Take a look at five Ledger projects:
* Yesterday, the Ledger launched NJVoices, a local version of the Guardian’s Comment is Free and HuffingtonPost. It’s the same idea: Invite in some opinion leaders — including the paper’s own columnists — and give them a platform to have their say and interact with their public. The idea behind NJVoices is that it’s entirely local. And it is also a means to blow up the notions of the op-ed page, the letter to the editor, the column, and even the editorial. I remember when I first showed CiF and HuffPo to my friend Jim Willse, the Ledger’s editor, it clicked with him; he saw the future of local opinion. And now it is launched. I next look forward to seeing how this feeds back into the paper.
* They tried to figure out how to get involved with local bloggers and the first step is a blog of blogs. Staffer Kelly Heyboer tracks and writes about local bloggers, which also establishes a relationship with them and creates an expertise within the paper about the scene (‘Is anybody blogging about _____?’ ‘Go ask Kelly’).
* Last week, they invited a bunch of prominent local bloggers to go along on the paper’s beloved Munchmobile — a van with a big hot dog on top, dear to the editor’s heart, that goes around the state taste-testing local treats. Inviting the bloggers meant that the paper was writing about the bloggers, the bloggers were writing about the paper, pizza and links were had by all. Smart.
* One of their first moves was to take a beat reporter covering the pharma industry, which is huge in Jersey, and have him start a Romenesko-plus blog covering the news through links and more: Pharmalot. It has gained traffic, links, respect, and now targeted advertising.
* When the paper wanted to show off more and more video, we talked about using existing tools to do video. They put up video on YouTube as well as on NJ.com. Then they invite readers to make their local videos and put them on YouTube, tagged TV Jersey. All this goes up on a blog at TVJersey.com, “the television station New Jersey doesn’t have.”
Lots of papers are now starting their own blogs; that’s an important element of the strategy.

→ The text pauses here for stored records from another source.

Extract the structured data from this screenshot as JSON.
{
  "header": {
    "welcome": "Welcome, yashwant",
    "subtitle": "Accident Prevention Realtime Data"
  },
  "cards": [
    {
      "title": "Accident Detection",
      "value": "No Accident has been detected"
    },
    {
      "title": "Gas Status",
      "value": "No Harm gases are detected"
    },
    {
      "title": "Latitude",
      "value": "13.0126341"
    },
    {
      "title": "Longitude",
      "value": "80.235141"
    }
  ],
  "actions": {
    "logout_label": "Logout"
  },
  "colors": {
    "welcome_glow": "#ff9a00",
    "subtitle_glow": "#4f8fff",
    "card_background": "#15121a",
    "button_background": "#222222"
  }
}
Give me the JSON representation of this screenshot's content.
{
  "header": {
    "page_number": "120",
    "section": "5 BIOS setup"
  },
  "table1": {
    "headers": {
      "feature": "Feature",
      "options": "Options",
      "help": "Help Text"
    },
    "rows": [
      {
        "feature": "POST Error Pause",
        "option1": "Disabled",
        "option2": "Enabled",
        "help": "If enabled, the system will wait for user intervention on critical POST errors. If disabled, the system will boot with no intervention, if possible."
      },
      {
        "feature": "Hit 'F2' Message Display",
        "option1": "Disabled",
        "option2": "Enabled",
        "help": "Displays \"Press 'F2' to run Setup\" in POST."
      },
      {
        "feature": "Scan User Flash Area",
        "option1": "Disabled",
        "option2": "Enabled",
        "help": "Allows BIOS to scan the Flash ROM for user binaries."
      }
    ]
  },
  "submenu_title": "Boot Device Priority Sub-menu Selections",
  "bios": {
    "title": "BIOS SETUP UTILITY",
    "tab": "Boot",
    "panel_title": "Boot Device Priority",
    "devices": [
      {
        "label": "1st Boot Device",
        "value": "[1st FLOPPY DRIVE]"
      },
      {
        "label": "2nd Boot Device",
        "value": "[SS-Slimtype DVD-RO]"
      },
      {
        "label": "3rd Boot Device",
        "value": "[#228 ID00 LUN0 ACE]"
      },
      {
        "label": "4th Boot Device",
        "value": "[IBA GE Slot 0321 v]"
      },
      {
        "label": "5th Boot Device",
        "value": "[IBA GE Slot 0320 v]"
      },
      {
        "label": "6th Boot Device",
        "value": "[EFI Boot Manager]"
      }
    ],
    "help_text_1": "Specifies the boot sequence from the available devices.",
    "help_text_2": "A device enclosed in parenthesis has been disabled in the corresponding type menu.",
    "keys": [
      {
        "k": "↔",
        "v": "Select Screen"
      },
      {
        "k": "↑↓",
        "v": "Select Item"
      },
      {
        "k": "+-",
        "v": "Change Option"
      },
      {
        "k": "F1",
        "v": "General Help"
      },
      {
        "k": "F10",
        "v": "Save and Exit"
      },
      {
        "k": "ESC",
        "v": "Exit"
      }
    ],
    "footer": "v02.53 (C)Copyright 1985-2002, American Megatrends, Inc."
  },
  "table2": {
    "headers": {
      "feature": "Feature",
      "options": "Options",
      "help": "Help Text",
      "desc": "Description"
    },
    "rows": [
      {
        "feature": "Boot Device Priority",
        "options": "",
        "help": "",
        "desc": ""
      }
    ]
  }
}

But it’s also important to use this as a way to have a new relationship with the public and you see some attempts at that here: steps in the right direction.